(5) To provide timely and adequate credit to farmers, adequate arrangements for rural and agricultural credit will be made.
(6) Livestock species and aquaculture with improved varieties of viable agricultural and horticultural crops
7 facts related to the yellow revolution
- Haryana was still now known for the Green and White Revolution, but now the Yellow Revolution is also becoming its identity. The southern region has a special contribution in making the state the Sirmour in the Yellow Revolution. Mustard production is termed as yellow revolution.
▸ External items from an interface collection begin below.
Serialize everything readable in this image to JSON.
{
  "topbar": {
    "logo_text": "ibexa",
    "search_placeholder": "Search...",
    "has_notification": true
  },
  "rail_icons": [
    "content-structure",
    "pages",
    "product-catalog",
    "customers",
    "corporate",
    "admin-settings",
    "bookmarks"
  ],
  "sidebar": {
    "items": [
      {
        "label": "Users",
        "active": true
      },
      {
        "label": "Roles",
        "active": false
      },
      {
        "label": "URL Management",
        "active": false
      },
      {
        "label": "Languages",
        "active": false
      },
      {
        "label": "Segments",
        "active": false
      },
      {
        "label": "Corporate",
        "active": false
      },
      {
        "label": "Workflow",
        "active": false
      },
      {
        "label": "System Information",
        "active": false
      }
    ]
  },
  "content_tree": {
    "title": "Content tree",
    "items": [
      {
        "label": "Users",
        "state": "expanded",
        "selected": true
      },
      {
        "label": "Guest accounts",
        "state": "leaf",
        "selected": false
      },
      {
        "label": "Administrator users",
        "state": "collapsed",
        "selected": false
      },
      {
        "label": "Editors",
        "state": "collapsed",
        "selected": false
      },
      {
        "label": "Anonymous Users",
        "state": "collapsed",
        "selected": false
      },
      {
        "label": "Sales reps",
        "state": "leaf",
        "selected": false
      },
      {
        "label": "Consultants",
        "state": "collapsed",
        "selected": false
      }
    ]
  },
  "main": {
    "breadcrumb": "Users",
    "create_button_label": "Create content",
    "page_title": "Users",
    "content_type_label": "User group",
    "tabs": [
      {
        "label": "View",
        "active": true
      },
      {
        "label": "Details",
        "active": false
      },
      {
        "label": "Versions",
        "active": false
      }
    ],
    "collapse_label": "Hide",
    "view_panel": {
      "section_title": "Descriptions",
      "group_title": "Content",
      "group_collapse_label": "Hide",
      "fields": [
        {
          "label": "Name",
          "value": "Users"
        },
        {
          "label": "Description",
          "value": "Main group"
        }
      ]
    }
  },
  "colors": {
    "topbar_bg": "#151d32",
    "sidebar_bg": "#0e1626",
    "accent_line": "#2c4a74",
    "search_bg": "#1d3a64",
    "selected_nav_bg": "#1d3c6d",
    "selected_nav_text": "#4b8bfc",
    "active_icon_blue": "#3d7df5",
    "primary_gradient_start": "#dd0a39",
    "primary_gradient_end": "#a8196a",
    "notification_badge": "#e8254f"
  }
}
- Gurgaon, Faridabad, Mewat, Rewari, Jhajjar, and Bhiwani districts derive 70 percent of the total mustard production in the state. According to a report by the Solvent Extractors Association (SAI), India produces about 6 million tonnes of mustard per year.
- Madhya Pradesh, Uttar Pradesh, and Rajasthan lead in mustard sowing in terms of area, but Haryana’s name comes at the top in production. During 2011-12, 847 thousand tonnes of mustard was grown on 511 thousand hectares.
- While Rajasthan and Madhya Pradesh have recorded a decline in mustard production in the last three years, yields have steadily increased in Haryana. In view of Haryana’s increasing dominance in mustard production, the Mustard Research and Promotion Council (MPRC) has planned to open a special center in the state.
- Agricultural scientists point out that through these centers, farmers will be made aware of the usefulness of mustard. The MPRC claims that by increasing the yield of mustard by just 10 percent, 40 percent can be saved in foreign currency spent on importing oils from abroad. In such a situation, Haryana can play a major role in enhancing the yellow revolution.
- According to data from the Department of Farmer Welfare and Agricultural Development Madhya Pradesh, mustard was sown on 7,26,000 hectares of land in Madhya Pradesh in the year 2010-11. This produced 1,128 kg per hectare mustard. During 2011-12, mustard was sown on 5,11,000 hectares of land, producing 1,657 kg per hectare.
- While the mustard acreage in Madhya Pradesh has come down to 7,84,000 hectares in the 2012-13 report, Rajasthan is expected to reach 23.25 lakh hectares from 28.03 lakh hectares in the top three states. In such a situation, Haryana is seen as the head of the yellow revolution in the future.“Yellow Revolution in India Wikipedia”